━━ RECORDS PROVIDED ━━

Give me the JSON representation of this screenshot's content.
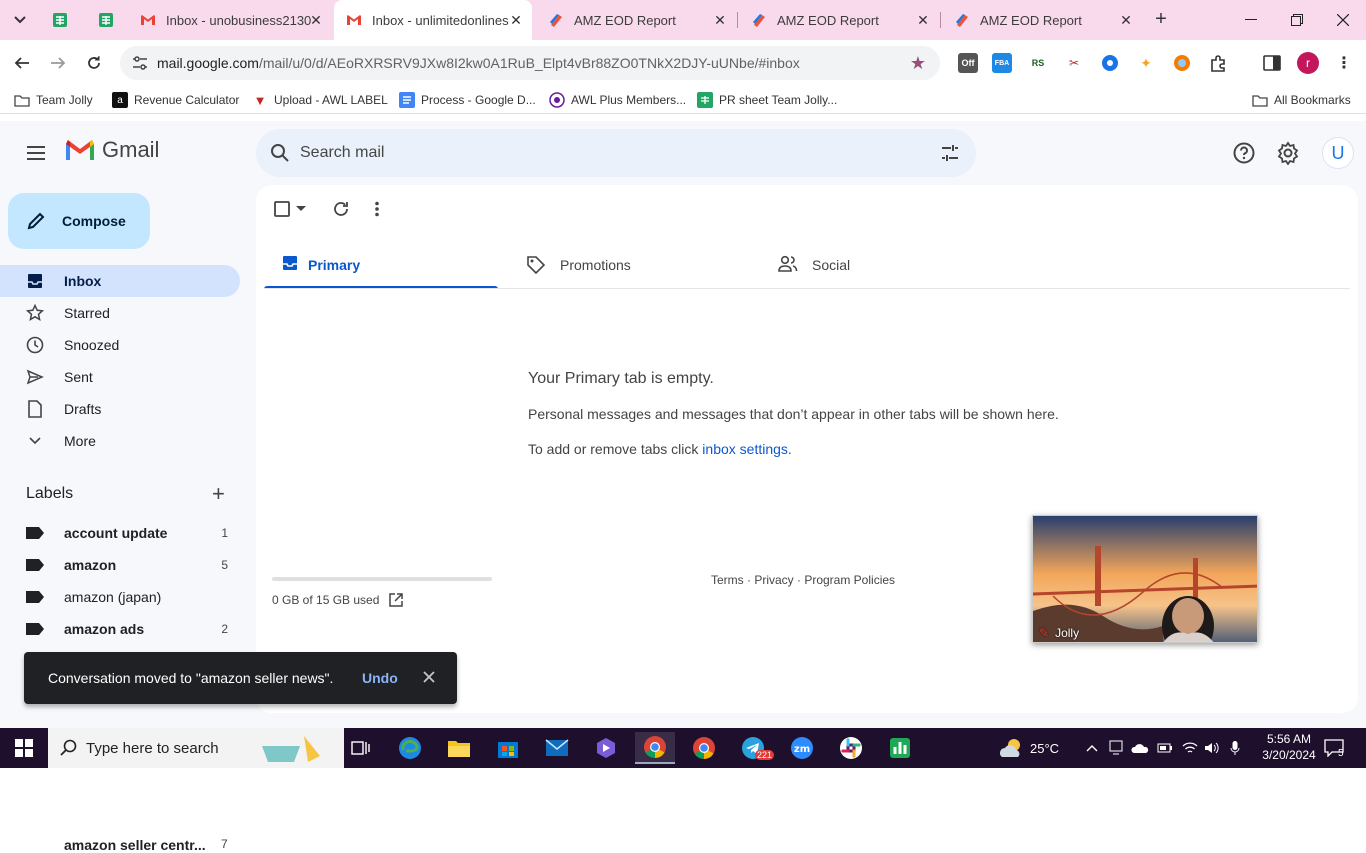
{
  "browser": {
    "tabs": [
      {
        "title": "Inbox - unobusiness2130",
        "favicon": "gmail-icon",
        "active": false
      },
      {
        "title": "Inbox - unlimitedonlines",
        "favicon": "gmail-icon",
        "active": true
      },
      {
        "title": "AMZ EOD Report",
        "favicon": "zoho-icon",
        "active": false
      },
      {
        "title": "AMZ EOD Report",
        "favicon": "zoho-icon",
        "active": false
      },
      {
        "title": "AMZ EOD Report",
        "favicon": "zoho-icon",
        "active": false
      }
    ],
    "url_host": "mail.google.com",
    "url_path": "/mail/u/0/d/AEoRXRSRV9JXw8I2kw0A1RuB_Elpt4vBr88ZO0TNkX2DJY-uUNbe/#inbox",
    "extensions": {
      "off_label": "Off",
      "fba_label": "FBA",
      "rs_label": "RS"
    },
    "profile_initial": "r",
    "bookmarks": [
      {
        "label": "Team Jolly",
        "icon": "folder-icon"
      },
      {
        "label": "Revenue Calculator",
        "icon": "amazon-icon"
      },
      {
        "label": "Upload - AWL LABEL",
        "icon": "awl-icon"
      },
      {
        "label": "Process - Google D...",
        "icon": "docs-icon"
      },
      {
        "label": "AWL Plus Members...",
        "icon": "awl-plus-icon"
      },
      {
        "label": "PR sheet Team Jolly...",
        "icon": "sheets-icon"
      }
    ],
    "all_bookmarks": "All Bookmarks"
  },
  "gmail": {
    "brand": "Gmail",
    "search_placeholder": "Search mail",
    "avatar_initial": "U",
    "compose_label": "Compose",
    "nav": [
      {
        "label": "Inbox",
        "icon": "inbox-icon",
        "active": true
      },
      {
        "label": "Starred",
        "icon": "star-icon"
      },
      {
        "label": "Snoozed",
        "icon": "clock-icon"
      },
      {
        "label": "Sent",
        "icon": "send-icon"
      },
      {
        "label": "Drafts",
        "icon": "draft-icon"
      },
      {
        "label": "More",
        "icon": "chevron-down-icon"
      }
    ],
    "labels_title": "Labels",
    "labels": [
      {
        "name": "account update",
        "count": "1"
      },
      {
        "name": "amazon",
        "count": "5"
      },
      {
        "name": "amazon (japan)",
        "count": ""
      },
      {
        "name": "amazon ads",
        "count": "2"
      }
    ],
    "peek_label": {
      "name": "amazon seller centr...",
      "count": "7"
    },
    "inbox_tabs": [
      {
        "label": "Primary",
        "active": true
      },
      {
        "label": "Promotions"
      },
      {
        "label": "Social"
      }
    ],
    "empty": {
      "title": "Your Primary tab is empty.",
      "desc": "Personal messages and messages that don’t appear in other tabs will be shown here.",
      "hint_prefix": "To add or remove tabs click ",
      "hint_link": "inbox settings",
      "hint_suffix": "."
    },
    "storage": {
      "text": "0 GB of 15 GB used",
      "fraction": 0.0
    },
    "footer": "Terms · Privacy · Program Policies",
    "snackbar": {
      "message": "Conversation moved to \"amazon seller news\".",
      "action": "Undo"
    }
  },
  "video": {
    "name": "Jolly"
  },
  "taskbar": {
    "search_placeholder": "Type here to search",
    "telegram_badge": "221",
    "weather": "25°C",
    "time": "5:56 AM",
    "date": "3/20/2024",
    "notifications": "5"
  },
  "colors": {
    "tabstrip": "#f9d9ec",
    "accent": "#0b57d0",
    "compose": "#c2e7ff",
    "active_nav": "#d3e3fd",
    "taskbar": "#1e0f2d"
  }
}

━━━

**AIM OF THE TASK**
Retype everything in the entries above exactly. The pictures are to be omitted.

**YOUR RESPONSE**
Give me the JSON representation of this screenshot's content.
{
  "browser": {
    "tabs": [
      {
        "title": "Inbox - unobusiness2130",
        "favicon": "gmail-icon",
        "active": false
      },
      {
        "title": "Inbox - unlimitedonlines",
        "favicon": "gmail-icon",
        "active": true
      },
      {
        "title": "AMZ EOD Report",
        "favicon": "zoho-icon",
        "active": false
      },
      {
        "title": "AMZ EOD Report",
        "favicon": "zoho-icon",
        "active": false
      },
      {
        "title": "AMZ EOD Report",
        "favicon": "zoho-icon",
        "active": false
      }
    ],
    "url_host": "mail.google.com",
    "url_path": "/mail/u/0/d/AEoRXRSRV9JXw8I2kw0A1RuB_Elpt4vBr88ZO0TNkX2DJY-uUNbe/#inbox",
    "extensions": {
      "off_label": "Off",
      "fba_label": "FBA",
      "rs_label": "RS"
    },
    "profile_initial": "r",
    "bookmarks": [
      {
        "label": "Team Jolly",
        "icon": "folder-icon"
      },
      {
        "label": "Revenue Calculator",
        "icon": "amazon-icon"
      },
      {
        "label": "Upload - AWL LABEL",
        "icon": "awl-icon"
      },
      {
        "label": "Process - Google D...",
        "icon": "docs-icon"
      },
      {
        "label": "AWL Plus Members...",
        "icon": "awl-plus-icon"
      },
      {
        "label": "PR sheet Team Jolly...",
        "icon": "sheets-icon"
      }
    ],
    "all_bookmarks": "All Bookmarks"
  },
  "gmail": {
    "brand": "Gmail",
    "search_placeholder": "Search mail",
    "avatar_initial": "U",
    "compose_label": "Compose",
    "nav": [
      {
        "label": "Inbox",
        "icon": "inbox-icon",
        "active": true
      },
      {
        "label": "Starred",
        "icon": "star-icon"
      },
      {
        "label": "Snoozed",
        "icon": "clock-icon"
      },
      {
        "label": "Sent",
        "icon": "send-icon"
      },
      {
        "label": "Drafts",
        "icon": "draft-icon"
      },
      {
        "label": "More",
        "icon": "chevron-down-icon"
      }
    ],
    "labels_title": "Labels",
    "labels": [
      {
        "name": "account update",
        "count": "1"
      },
      {
        "name": "amazon",
        "count": "5"
      },
      {
        "name": "amazon (japan)",
        "count": ""
      },
      {
        "name": "amazon ads",
        "count": "2"
      }
    ],
    "peek_label": {
      "name": "amazon seller centr...",
      "count": "7"
    },
    "inbox_tabs": [
      {
        "label": "Primary",
        "active": true
      },
      {
        "label": "Promotions"
      },
      {
        "label": "Social"
      }
    ],
    "empty": {
      "title": "Your Primary tab is empty.",
      "desc": "Personal messages and messages that don’t appear in other tabs will be shown here.",
      "hint_prefix": "To add or remove tabs click ",
      "hint_link": "inbox settings",
      "hint_suffix": "."
    },
    "storage": {
      "text": "0 GB of 15 GB used",
      "fraction": 0.0
    },
    "footer": "Terms · Privacy · Program Policies",
    "snackbar": {
      "message": "Conversation moved to \"amazon seller news\".",
      "action": "Undo"
    }
  },
  "video": {
    "name": "Jolly"
  },
  "taskbar": {
    "search_placeholder": "Type here to search",
    "telegram_badge": "221",
    "weather": "25°C",
    "time": "5:56 AM",
    "date": "3/20/2024",
    "notifications": "5"
  },
  "colors": {
    "tabstrip": "#f9d9ec",
    "accent": "#0b57d0",
    "compose": "#c2e7ff",
    "active_nav": "#d3e3fd",
    "taskbar": "#1e0f2d"
  }
}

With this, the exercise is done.